*WORK INSTRUCTIONS*. Using the string "JSON" as the key, pull each matching line out of the records below.

*DATASET RECORDS*.
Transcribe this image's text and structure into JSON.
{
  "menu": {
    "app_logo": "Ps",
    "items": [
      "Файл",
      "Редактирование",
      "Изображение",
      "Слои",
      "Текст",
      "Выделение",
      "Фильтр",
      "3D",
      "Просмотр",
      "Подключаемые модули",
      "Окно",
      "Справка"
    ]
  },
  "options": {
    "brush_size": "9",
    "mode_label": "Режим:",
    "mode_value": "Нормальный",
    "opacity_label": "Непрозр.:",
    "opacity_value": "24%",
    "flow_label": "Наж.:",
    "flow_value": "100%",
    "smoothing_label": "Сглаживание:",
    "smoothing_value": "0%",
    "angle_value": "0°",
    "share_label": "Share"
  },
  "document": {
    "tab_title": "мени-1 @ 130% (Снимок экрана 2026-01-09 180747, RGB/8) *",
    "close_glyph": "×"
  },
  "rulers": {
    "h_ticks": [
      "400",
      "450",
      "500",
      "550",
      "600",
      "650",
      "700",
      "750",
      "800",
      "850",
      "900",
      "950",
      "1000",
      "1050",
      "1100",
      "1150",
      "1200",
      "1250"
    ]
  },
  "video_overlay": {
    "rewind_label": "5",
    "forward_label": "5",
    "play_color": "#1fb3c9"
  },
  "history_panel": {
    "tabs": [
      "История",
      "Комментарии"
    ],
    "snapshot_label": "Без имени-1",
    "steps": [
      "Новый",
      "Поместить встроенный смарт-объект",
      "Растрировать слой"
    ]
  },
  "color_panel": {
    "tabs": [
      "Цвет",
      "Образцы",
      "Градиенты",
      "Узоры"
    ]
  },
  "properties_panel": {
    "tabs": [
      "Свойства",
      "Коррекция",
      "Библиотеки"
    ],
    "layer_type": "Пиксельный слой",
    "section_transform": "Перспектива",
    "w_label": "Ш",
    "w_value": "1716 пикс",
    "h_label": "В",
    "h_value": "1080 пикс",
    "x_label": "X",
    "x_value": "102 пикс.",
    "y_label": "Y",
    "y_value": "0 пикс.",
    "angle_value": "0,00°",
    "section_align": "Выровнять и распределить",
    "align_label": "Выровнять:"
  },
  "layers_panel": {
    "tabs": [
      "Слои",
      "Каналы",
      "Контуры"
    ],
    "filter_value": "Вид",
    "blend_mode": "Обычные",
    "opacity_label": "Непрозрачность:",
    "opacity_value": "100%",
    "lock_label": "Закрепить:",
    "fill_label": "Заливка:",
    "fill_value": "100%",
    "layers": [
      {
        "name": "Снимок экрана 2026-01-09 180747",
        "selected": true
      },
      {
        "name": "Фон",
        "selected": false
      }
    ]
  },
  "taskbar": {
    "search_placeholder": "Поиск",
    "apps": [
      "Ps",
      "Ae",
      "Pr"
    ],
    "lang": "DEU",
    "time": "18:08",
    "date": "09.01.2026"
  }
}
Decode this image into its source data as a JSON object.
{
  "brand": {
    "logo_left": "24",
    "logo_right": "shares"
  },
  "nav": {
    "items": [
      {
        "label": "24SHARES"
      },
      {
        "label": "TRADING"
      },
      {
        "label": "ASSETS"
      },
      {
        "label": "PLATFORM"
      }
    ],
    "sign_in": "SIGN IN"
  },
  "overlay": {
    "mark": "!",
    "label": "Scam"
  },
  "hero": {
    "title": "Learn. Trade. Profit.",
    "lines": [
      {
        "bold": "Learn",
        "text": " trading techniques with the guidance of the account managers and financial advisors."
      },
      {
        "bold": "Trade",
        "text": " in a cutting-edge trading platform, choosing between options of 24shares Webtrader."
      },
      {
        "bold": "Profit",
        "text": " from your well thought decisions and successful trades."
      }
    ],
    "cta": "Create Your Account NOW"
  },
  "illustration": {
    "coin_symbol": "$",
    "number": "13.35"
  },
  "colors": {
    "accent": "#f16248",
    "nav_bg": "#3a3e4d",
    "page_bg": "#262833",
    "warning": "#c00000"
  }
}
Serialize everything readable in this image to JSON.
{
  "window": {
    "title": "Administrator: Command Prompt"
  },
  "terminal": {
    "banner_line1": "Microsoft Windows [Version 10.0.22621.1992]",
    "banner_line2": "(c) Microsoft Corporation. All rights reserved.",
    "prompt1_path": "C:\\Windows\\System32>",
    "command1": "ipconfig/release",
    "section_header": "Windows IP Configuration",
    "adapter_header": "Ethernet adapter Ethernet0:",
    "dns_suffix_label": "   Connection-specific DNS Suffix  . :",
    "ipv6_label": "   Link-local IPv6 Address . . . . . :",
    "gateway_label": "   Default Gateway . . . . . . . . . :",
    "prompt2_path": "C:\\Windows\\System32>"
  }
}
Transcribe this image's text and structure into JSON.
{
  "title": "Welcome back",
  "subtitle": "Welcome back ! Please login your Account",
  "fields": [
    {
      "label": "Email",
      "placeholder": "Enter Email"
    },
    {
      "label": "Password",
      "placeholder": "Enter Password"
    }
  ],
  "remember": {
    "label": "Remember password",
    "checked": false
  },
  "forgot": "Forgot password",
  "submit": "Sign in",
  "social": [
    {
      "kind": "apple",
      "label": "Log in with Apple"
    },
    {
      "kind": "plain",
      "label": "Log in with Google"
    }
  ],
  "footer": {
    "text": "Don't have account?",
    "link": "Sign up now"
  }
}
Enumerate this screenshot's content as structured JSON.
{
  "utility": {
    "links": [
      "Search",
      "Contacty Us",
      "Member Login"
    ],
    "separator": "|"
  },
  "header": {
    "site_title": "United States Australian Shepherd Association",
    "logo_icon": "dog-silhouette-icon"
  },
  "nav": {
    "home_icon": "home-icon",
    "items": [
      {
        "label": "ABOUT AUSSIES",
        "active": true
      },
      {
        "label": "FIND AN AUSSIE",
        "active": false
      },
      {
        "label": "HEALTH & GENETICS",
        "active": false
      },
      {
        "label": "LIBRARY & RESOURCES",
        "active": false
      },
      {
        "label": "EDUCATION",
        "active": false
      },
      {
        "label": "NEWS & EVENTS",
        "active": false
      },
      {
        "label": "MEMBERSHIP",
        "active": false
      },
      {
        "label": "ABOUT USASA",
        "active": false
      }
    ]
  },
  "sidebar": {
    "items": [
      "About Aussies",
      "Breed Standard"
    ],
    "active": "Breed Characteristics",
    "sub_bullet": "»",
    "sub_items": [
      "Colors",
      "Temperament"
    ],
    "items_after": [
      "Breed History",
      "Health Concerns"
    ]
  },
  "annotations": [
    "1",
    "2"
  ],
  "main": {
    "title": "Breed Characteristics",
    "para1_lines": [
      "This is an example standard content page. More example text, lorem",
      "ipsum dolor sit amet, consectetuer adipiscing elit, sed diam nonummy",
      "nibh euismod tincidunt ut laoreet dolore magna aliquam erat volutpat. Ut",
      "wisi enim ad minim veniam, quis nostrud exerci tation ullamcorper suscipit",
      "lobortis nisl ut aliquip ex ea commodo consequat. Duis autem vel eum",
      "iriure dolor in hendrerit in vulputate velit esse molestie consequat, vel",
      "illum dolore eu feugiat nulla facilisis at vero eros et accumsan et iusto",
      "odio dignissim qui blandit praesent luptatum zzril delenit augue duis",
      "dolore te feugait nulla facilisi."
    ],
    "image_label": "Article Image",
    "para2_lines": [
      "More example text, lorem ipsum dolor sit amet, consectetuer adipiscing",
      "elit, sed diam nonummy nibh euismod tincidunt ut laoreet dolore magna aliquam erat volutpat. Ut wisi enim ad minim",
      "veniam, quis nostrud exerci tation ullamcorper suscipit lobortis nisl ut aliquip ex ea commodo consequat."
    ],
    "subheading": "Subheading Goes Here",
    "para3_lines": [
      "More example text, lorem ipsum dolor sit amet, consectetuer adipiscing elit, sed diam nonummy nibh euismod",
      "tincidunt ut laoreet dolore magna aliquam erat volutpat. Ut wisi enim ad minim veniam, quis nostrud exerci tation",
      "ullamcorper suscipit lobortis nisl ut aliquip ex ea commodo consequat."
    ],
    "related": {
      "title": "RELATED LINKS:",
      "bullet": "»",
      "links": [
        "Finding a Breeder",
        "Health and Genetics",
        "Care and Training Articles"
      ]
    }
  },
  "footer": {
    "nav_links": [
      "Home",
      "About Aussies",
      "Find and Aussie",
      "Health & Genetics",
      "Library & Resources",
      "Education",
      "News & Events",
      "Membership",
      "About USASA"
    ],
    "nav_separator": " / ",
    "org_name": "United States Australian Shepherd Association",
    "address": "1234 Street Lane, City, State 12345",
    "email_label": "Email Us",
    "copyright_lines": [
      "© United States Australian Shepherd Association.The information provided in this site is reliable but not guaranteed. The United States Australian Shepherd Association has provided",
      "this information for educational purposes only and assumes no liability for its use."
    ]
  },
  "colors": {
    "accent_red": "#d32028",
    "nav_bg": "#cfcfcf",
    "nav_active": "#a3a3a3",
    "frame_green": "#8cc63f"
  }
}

*RESPONSE*.
Transcribe this image's text and structure into JSON.
Decode this image into its source data as a JSON object.
Serialize everything readable in this image to JSON.
Transcribe this image's text and structure into JSON.
Enumerate this screenshot's content as structured JSON.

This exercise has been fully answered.